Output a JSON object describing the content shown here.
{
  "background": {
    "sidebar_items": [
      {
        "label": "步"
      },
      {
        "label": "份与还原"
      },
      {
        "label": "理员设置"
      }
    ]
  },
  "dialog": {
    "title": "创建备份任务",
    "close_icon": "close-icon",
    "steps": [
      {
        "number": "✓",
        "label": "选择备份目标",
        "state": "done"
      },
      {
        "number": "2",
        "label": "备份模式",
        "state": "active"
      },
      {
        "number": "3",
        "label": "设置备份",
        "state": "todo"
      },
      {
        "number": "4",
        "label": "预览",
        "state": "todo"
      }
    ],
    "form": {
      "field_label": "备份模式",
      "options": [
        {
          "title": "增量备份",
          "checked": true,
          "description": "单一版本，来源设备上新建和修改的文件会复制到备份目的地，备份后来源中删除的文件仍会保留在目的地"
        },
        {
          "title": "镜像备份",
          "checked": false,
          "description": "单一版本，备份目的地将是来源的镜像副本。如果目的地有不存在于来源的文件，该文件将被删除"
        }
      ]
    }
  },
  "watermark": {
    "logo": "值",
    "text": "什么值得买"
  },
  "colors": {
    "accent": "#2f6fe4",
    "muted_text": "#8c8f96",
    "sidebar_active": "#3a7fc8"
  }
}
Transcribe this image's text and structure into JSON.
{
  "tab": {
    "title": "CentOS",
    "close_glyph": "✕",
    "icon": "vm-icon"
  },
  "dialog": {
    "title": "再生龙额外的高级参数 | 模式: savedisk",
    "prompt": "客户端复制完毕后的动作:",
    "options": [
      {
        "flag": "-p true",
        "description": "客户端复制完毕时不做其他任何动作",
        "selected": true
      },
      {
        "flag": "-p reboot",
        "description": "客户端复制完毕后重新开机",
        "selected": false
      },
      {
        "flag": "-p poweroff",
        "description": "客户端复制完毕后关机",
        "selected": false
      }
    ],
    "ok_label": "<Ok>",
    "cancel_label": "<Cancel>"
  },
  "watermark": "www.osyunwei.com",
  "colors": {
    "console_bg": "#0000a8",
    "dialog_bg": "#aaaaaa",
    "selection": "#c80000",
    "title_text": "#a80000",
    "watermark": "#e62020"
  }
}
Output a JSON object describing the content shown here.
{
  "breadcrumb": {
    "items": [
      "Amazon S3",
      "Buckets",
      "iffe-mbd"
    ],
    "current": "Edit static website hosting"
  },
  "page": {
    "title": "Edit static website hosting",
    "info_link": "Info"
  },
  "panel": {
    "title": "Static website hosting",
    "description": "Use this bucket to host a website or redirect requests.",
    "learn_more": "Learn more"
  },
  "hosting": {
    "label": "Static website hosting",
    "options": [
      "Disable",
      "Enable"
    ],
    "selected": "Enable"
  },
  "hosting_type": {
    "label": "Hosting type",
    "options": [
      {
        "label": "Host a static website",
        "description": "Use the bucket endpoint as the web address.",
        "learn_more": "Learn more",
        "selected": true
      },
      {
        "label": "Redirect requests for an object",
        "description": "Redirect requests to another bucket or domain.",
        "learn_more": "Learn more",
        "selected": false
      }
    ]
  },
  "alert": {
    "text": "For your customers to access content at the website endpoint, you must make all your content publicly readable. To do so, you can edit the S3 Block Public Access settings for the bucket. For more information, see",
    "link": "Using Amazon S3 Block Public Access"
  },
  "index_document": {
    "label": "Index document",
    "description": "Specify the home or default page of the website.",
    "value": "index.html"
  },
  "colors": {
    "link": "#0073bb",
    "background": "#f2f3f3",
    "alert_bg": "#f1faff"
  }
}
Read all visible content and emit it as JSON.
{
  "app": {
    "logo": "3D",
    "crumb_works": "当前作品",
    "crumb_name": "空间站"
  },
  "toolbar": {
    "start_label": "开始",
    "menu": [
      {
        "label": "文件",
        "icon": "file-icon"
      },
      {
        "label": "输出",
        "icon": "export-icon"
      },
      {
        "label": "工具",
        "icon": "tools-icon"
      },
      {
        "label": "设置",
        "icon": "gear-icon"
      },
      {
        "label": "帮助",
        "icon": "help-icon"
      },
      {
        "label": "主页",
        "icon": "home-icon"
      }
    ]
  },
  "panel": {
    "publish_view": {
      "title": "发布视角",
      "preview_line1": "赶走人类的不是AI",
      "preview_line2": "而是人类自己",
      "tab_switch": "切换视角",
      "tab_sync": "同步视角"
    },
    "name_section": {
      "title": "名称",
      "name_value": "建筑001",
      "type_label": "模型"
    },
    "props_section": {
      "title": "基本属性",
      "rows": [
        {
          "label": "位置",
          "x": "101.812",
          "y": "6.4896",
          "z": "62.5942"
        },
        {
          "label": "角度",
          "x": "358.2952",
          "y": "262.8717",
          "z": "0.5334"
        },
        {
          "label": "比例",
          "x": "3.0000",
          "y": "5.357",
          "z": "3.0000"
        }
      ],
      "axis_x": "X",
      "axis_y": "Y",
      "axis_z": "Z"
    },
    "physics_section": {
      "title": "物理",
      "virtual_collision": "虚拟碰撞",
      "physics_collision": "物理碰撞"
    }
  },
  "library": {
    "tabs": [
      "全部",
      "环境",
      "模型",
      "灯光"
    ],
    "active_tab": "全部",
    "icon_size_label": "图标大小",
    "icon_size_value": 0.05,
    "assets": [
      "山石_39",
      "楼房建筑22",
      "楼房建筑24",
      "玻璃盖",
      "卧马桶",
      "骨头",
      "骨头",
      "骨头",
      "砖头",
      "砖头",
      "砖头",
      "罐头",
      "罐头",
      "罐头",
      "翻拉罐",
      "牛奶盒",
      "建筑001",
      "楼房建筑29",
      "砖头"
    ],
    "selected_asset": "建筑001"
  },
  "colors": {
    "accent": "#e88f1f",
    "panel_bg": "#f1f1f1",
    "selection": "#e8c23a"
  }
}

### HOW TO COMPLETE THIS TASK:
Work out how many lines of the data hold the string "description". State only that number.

### RESPONSE TO THIS EXERCISE:
9